** Opening Data excerpts block **

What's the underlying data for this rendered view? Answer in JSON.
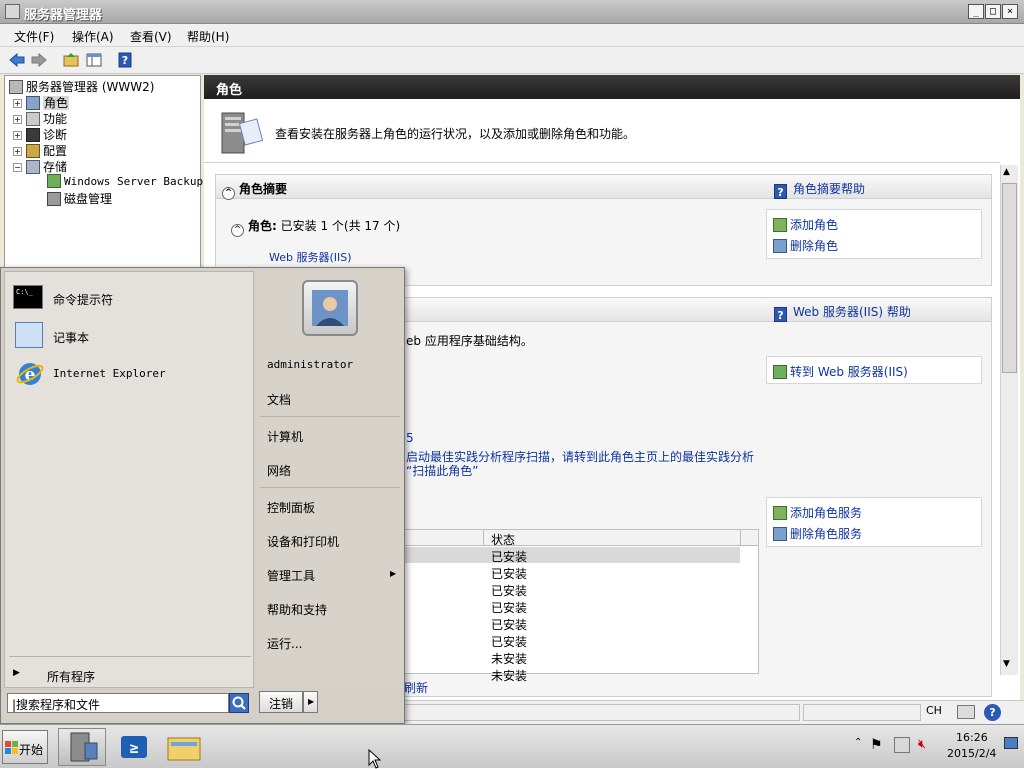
{
  "window": {
    "title": "服务器管理器",
    "controls": {
      "minimize": "_",
      "restore": "□",
      "close": "×"
    }
  },
  "menubar": {
    "items": [
      "文件(F)",
      "操作(A)",
      "查看(V)",
      "帮助(H)"
    ]
  },
  "tree": {
    "root": "服务器管理器 (WWW2)",
    "items": [
      {
        "label": "角色",
        "expander": "+"
      },
      {
        "label": "功能",
        "expander": "+"
      },
      {
        "label": "诊断",
        "expander": "+"
      },
      {
        "label": "配置",
        "expander": "+"
      },
      {
        "label": "存储",
        "expander": "−"
      }
    ],
    "storage_children": [
      "Windows Server Backup",
      "磁盘管理"
    ]
  },
  "content": {
    "header": "角色",
    "description": "查看安装在服务器上角色的运行状况，以及添加或删除角色和功能。",
    "summary": {
      "title": "角色摘要",
      "help_link": "角色摘要帮助",
      "roles_label": "角色:",
      "roles_status": "已安装 1 个(共 17 个)",
      "installed_role": "Web 服务器(IIS)",
      "actions": [
        "添加角色",
        "删除角色"
      ]
    },
    "iis": {
      "help_link": "Web 服务器(IIS) 帮助",
      "description_fragment": "eb 应用程序基础结构。",
      "goto_link": "转到 Web 服务器(IIS)",
      "bpa_fragment_1": "5",
      "bpa_fragment_2": "启动最佳实践分析程序扫描，请转到此角色主页上的最佳实践分析",
      "bpa_fragment_3": "“扫描此角色”",
      "actions": [
        "添加角色服务",
        "删除角色服务"
      ],
      "table_header": "状态",
      "statuses": [
        "已安装",
        "已安装",
        "已安装",
        "已安装",
        "已安装",
        "已安装",
        "未安装",
        "未安装"
      ]
    },
    "refresh_fragment": "刷新"
  },
  "statusbar": {
    "lang": "CH"
  },
  "start_menu": {
    "programs": [
      "命令提示符",
      "记事本",
      "Internet Explorer"
    ],
    "all_programs": "所有程序",
    "search_placeholder": "搜索程序和文件",
    "user": "administrator",
    "right_items": [
      "文档",
      "计算机",
      "网络",
      "控制面板",
      "设备和打印机",
      "管理工具",
      "帮助和支持",
      "运行..."
    ],
    "logoff": "注销"
  },
  "taskbar": {
    "start_label": "开始",
    "clock_time": "16:26",
    "clock_date": "2015/2/4"
  }
}
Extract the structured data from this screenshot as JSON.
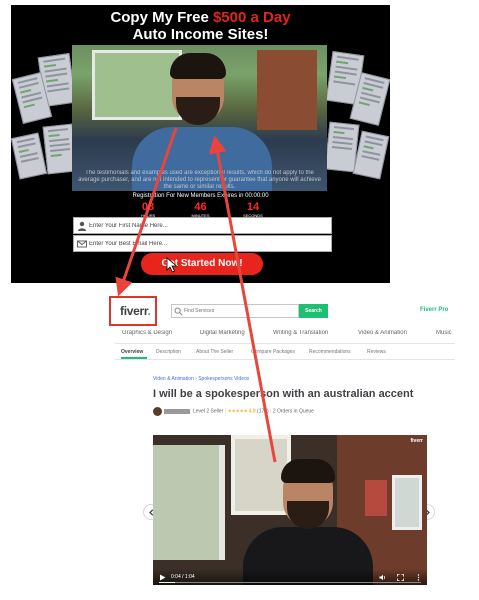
{
  "sales": {
    "headline_line1_pre": "Copy My Free ",
    "headline_highlight": "$500 a Day",
    "headline_line2": "Auto Income Sites!",
    "disclaimer": "The testimonials and examples used are exceptional results, which do not apply to the average purchaser, and are not intended to represent or guarantee that anyone will achieve the same or similar results.",
    "registration_text": "Registration For New Members Expires in 00:00:00",
    "timer": [
      {
        "value": "08",
        "label": "HOURS"
      },
      {
        "value": "46",
        "label": "MINUTES"
      },
      {
        "value": "14",
        "label": "SECONDS"
      }
    ],
    "name_placeholder": "Enter Your First Name Here...",
    "email_placeholder": "Enter Your Best Email Here...",
    "cta_label": "Get Started Now!",
    "accent_color": "#e8251c"
  },
  "fiverr": {
    "logo_text": "fiverr",
    "logo_dot": ".",
    "search_placeholder": "Find Services",
    "search_button": "Search",
    "pro_label": "Fiverr Pro",
    "categories": [
      "Graphics & Design",
      "Digital Marketing",
      "Writing & Translation",
      "Video & Animation",
      "Music"
    ],
    "tabs": [
      "Overview",
      "Description",
      "About The Seller",
      "Compare Packages",
      "Recommendations",
      "Reviews"
    ],
    "active_tab": "Overview",
    "breadcrumb": "Video & Animation › Spokespersons Videos",
    "gig_title": "I will be a spokesperson with an australian accent",
    "seller": {
      "level": "Level 2 Seller",
      "stars": "★★★★★",
      "rating": "4.9",
      "reviews": "(179)",
      "queue": "2 Orders in Queue"
    },
    "video": {
      "watermark": "fiverr",
      "time": "0:04 / 1:04",
      "progress": 0.0625
    },
    "brand_color": "#1dbf73"
  }
}
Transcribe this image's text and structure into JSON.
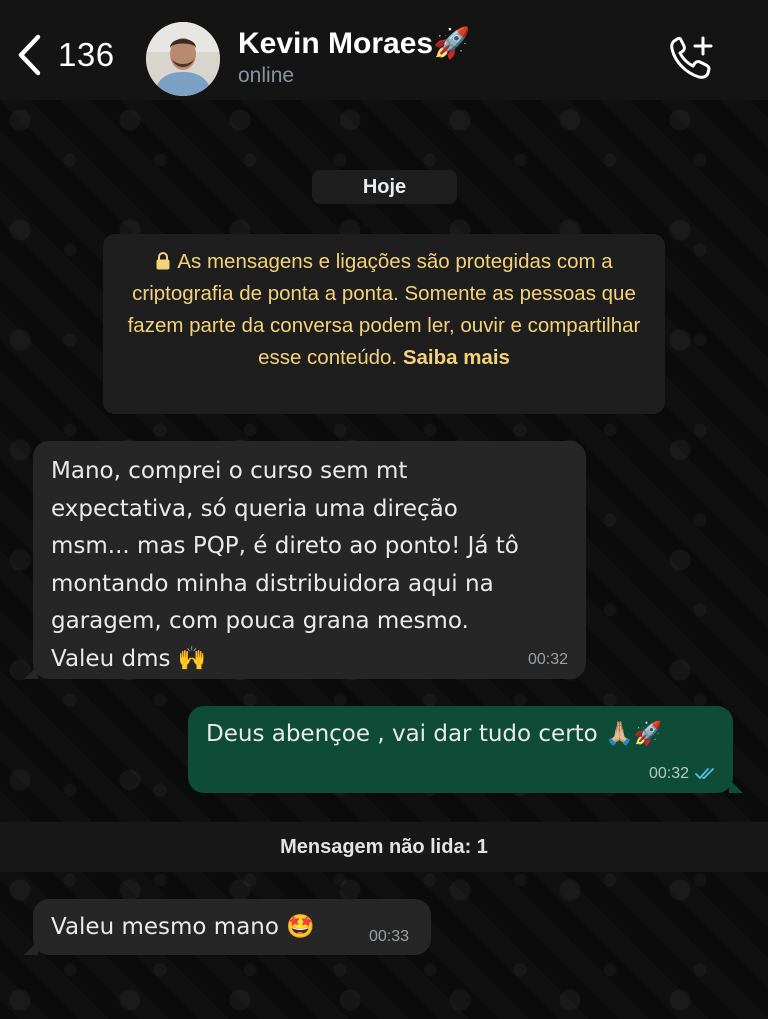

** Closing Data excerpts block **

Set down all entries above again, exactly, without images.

What's the underlying data for this rendered view? Answer in JSON.
{
  "window": {
    "title": "服务器管理器",
    "controls": {
      "minimize": "_",
      "restore": "□",
      "close": "×"
    }
  },
  "menubar": {
    "items": [
      "文件(F)",
      "操作(A)",
      "查看(V)",
      "帮助(H)"
    ]
  },
  "tree": {
    "root": "服务器管理器 (WWW2)",
    "items": [
      {
        "label": "角色",
        "expander": "+"
      },
      {
        "label": "功能",
        "expander": "+"
      },
      {
        "label": "诊断",
        "expander": "+"
      },
      {
        "label": "配置",
        "expander": "+"
      },
      {
        "label": "存储",
        "expander": "−"
      }
    ],
    "storage_children": [
      "Windows Server Backup",
      "磁盘管理"
    ]
  },
  "content": {
    "header": "角色",
    "description": "查看安装在服务器上角色的运行状况，以及添加或删除角色和功能。",
    "summary": {
      "title": "角色摘要",
      "help_link": "角色摘要帮助",
      "roles_label": "角色:",
      "roles_status": "已安装 1 个(共 17 个)",
      "installed_role": "Web 服务器(IIS)",
      "actions": [
        "添加角色",
        "删除角色"
      ]
    },
    "iis": {
      "help_link": "Web 服务器(IIS) 帮助",
      "description_fragment": "eb 应用程序基础结构。",
      "goto_link": "转到 Web 服务器(IIS)",
      "bpa_fragment_1": "5",
      "bpa_fragment_2": "启动最佳实践分析程序扫描，请转到此角色主页上的最佳实践分析",
      "bpa_fragment_3": "“扫描此角色”",
      "actions": [
        "添加角色服务",
        "删除角色服务"
      ],
      "table_header": "状态",
      "statuses": [
        "已安装",
        "已安装",
        "已安装",
        "已安装",
        "已安装",
        "已安装",
        "未安装",
        "未安装"
      ]
    },
    "refresh_fragment": "刷新"
  },
  "statusbar": {
    "lang": "CH"
  },
  "start_menu": {
    "programs": [
      "命令提示符",
      "记事本",
      "Internet Explorer"
    ],
    "all_programs": "所有程序",
    "search_placeholder": "搜索程序和文件",
    "user": "administrator",
    "right_items": [
      "文档",
      "计算机",
      "网络",
      "控制面板",
      "设备和打印机",
      "管理工具",
      "帮助和支持",
      "运行..."
    ],
    "logoff": "注销"
  },
  "taskbar": {
    "start_label": "开始",
    "clock_time": "16:26",
    "clock_date": "2015/2/4"
  }
}
Extract the structured data from this screenshot as JSON.
{
  "sales": {
    "headline_line1_pre": "Copy My Free ",
    "headline_highlight": "$500 a Day",
    "headline_line2": "Auto Income Sites!",
    "disclaimer": "The testimonials and examples used are exceptional results, which do not apply to the average purchaser, and are not intended to represent or guarantee that anyone will achieve the same or similar results.",
    "registration_text": "Registration For New Members Expires in 00:00:00",
    "timer": [
      {
        "value": "08",
        "label": "HOURS"
      },
      {
        "value": "46",
        "label": "MINUTES"
      },
      {
        "value": "14",
        "label": "SECONDS"
      }
    ],
    "name_placeholder": "Enter Your First Name Here...",
    "email_placeholder": "Enter Your Best Email Here...",
    "cta_label": "Get Started Now!",
    "accent_color": "#e8251c"
  },
  "fiverr": {
    "logo_text": "fiverr",
    "logo_dot": ".",
    "search_placeholder": "Find Services",
    "search_button": "Search",
    "pro_label": "Fiverr Pro",
    "categories": [
      "Graphics & Design",
      "Digital Marketing",
      "Writing & Translation",
      "Video & Animation",
      "Music"
    ],
    "tabs": [
      "Overview",
      "Description",
      "About The Seller",
      "Compare Packages",
      "Recommendations",
      "Reviews"
    ],
    "active_tab": "Overview",
    "breadcrumb": "Video & Animation › Spokespersons Videos",
    "gig_title": "I will be a spokesperson with an australian accent",
    "seller": {
      "level": "Level 2 Seller",
      "stars": "★★★★★",
      "rating": "4.9",
      "reviews": "(179)",
      "queue": "2 Orders in Queue"
    },
    "video": {
      "watermark": "fiverr",
      "time": "0:04 / 1:04",
      "progress": 0.0625
    },
    "brand_color": "#1dbf73"
  }
}
Transcribe this image's text and structure into JSON.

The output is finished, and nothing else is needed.